- The lower the better in macular oedema, as long as you feel well.
- An ideal pressure is below 115 (systolic, first number) for healthy people. <120 is is only suitable for new/well diabetes patients 2012. Otherwise slightly higher as above.
- Home monitoring blood pressures should be 10mmHg (systolic) and 5mmHg (diastolic) lower see than these 'clinic' pressures.
- Depression & anxiety increase BP.
- 48-58 mmol/mol (6.5%-7.5%) or less (see graph) with very few or preferably no hypos. These (or slightly lower) levels are the best to prevent complications
- <58 mmol/mol (7.5%) for insulin users; <48 mmol/mol (6.5%) if not using insulin and have good health. Problems with intensive control. Target should be adjusted according to health and age. If you are a type 1 patient and cannot achieve good control, you need to checked for other conditions such as coeliac disease (anti-TTG antibodies), addisons, and thyroid.
- If hypos develop, seek expert advice from your diabetes nurse/doctor.
- if your HbA1c is high (say 97mmol/mol / 11%), then the next step may be to achieve 75 (9%)....in other words, and any improvement is helpful, gradually reaching lower levels above.
sudden decrease in HbA1c
- A sudden improvement in control (HbA1c drop of 33 mmol/mol/3% ) will lead to a temporary rapid increase in progression of retinopathy: laser may be needed.
- Good control is important in the longer term, that is after about 2 years. When people who control their diabetes well will be better off after this period. See
- A temporary increase in retinopathy is most common when starting insulin for the first time, especially if the diabetes is very badly controlled when you start the insulin.
- Individual targets Nice 16
- <4.0mmol/l, and statins recommended for most adult patients with diabetes whatever the cholesterol.
- statins are recommended whatever the cholesterol, if well tolerated age>40y
- A fibrate such as fenofibrate is advisable in nearly every person with retinopathy. They reduce retinopathy progression 40% (Fenofibrate 200mg od) Field Study.
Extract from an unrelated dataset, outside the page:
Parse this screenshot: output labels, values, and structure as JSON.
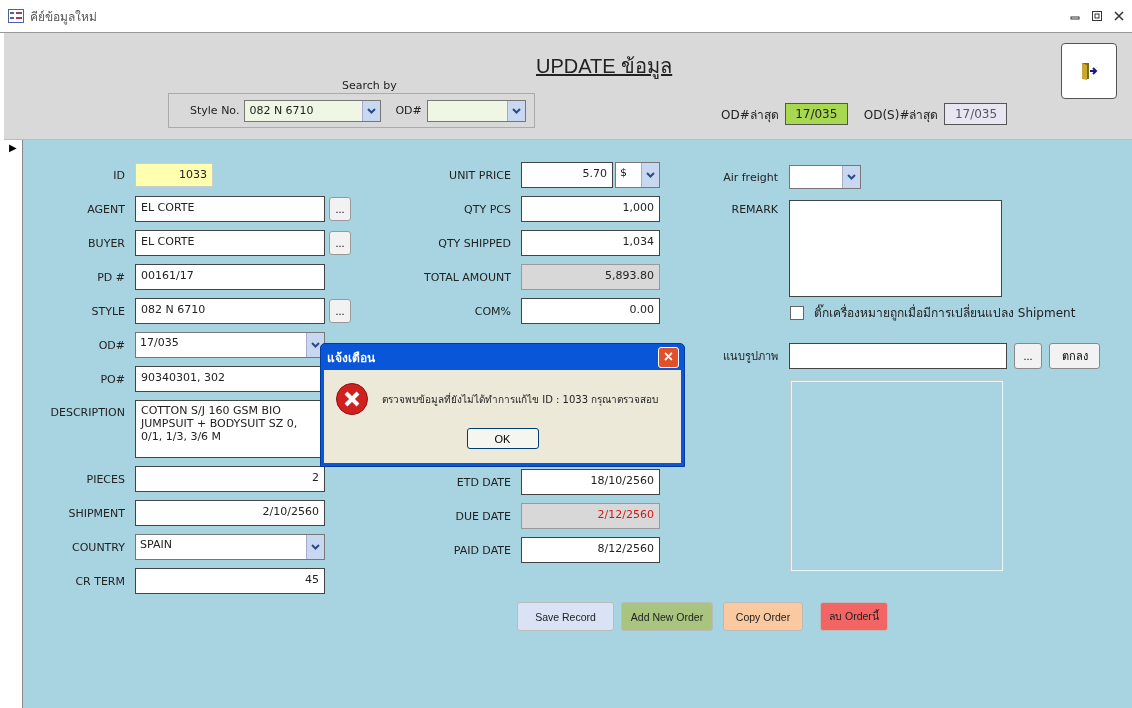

We now recommend these for all adult patients, and they can be used in addition to a statin.
- LDL <2
- Avoid if pregnant, GFR <15, pancreatitis
- If GFR low but still >15, need a lower dose.
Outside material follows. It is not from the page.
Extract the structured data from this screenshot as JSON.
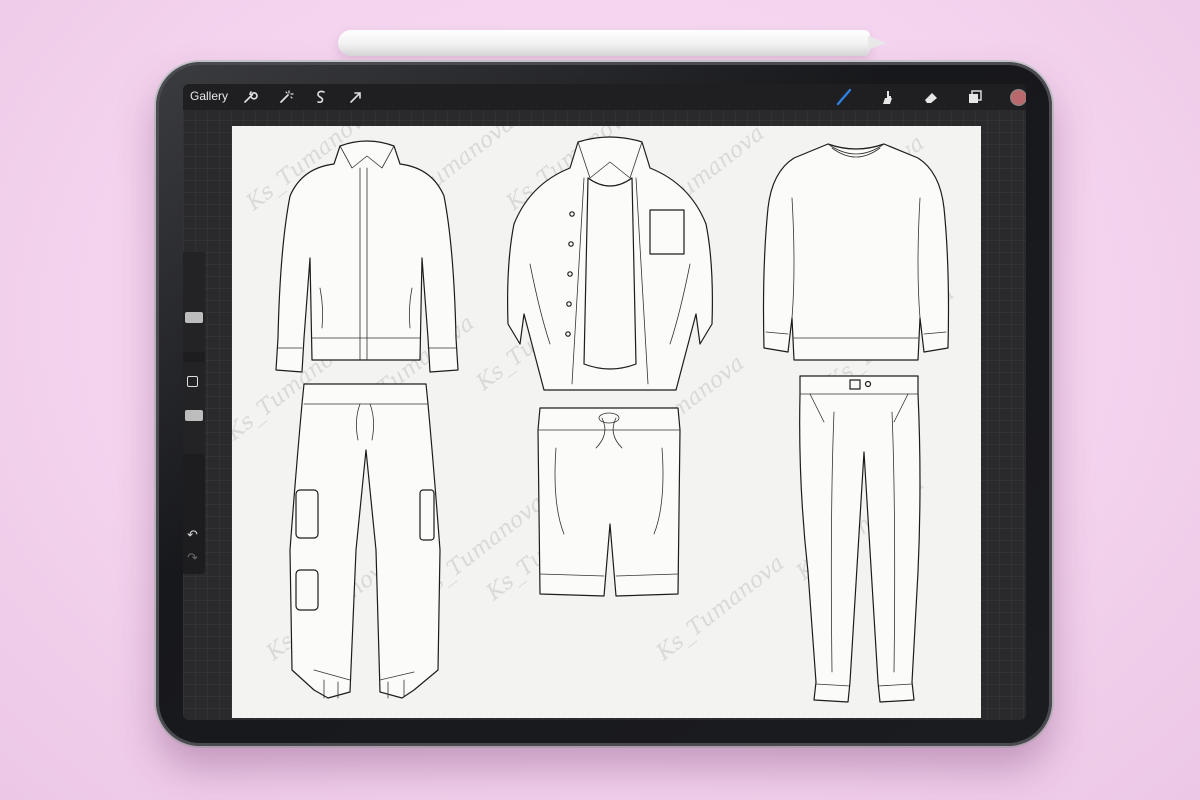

- smoking 20 a day triples/quadruples retinopathy
- passive smoking may double retinopathy: room-mates inhale at least 25%
- electronic cigarettes are much much safer and probably have a negligible effect on retinopathy debate BMJ 18
- even 'Just one cigarette a day seriously elevates cardiovascular risk ' BMJ18, so it is best to stop completely.
- multiple dose insulin, using a protocol such as using lantus (long acting) and rapid acting (novarapid/humalog) is normally superior to twice daily. (This is controversial.)
- Insulin pumps generally produce better control still, but are harder to use.
- everyone with diabetes should attend an education course, such as DAFNE (insulin) , DESMOND (type 2 at diagnosis), or XPERT (type 2). Primary Care Trusts are obliged to send you on such a course, but very few patients have ever attended one. If you have not been on one, discuss this with your diabetic team. Get a diabetes buddy.
- this contributes to macular oedema and loss of sight (Schwartz, 2006), and many serious problems.
- It is common in diabetes, particularly if you are overweight. Do you have sleep apnoea?
- see 15 Retina18 Retina19
- 5.0-7.2 mmol/l before meals
- <10.0 mmol/l after meals
- no serious hypos
- for patients who test their glucose levels and adjust insulin doses, the new glucose sensor is highly recommended and has transformed the lives of many patients. The cost is about £30/week).
- Rosiglitazone and pioglitazone should not be used if there is significant retinopathy, and certainly not if macular oedema is present, as they increase macular oedema and fluid retention. Case 49. Lirglutadite and Exenatide are drugs that can be used instead low also lower weight (they are injections.)
- insulin users need to avoid serious hypoglycaemia. Expert help is usually needed if episodes are severe/frequent. See
- many patients receive totally inadequate care BMJ 11. Some call this 'institutionalised neglect'. Bleak picture BMJ 18>
- 10% compliance if multiple treatment,
? 60% one tablets
type 2 at diagnosis
- need a test for Haemochromatosis
Photos (details see case 15)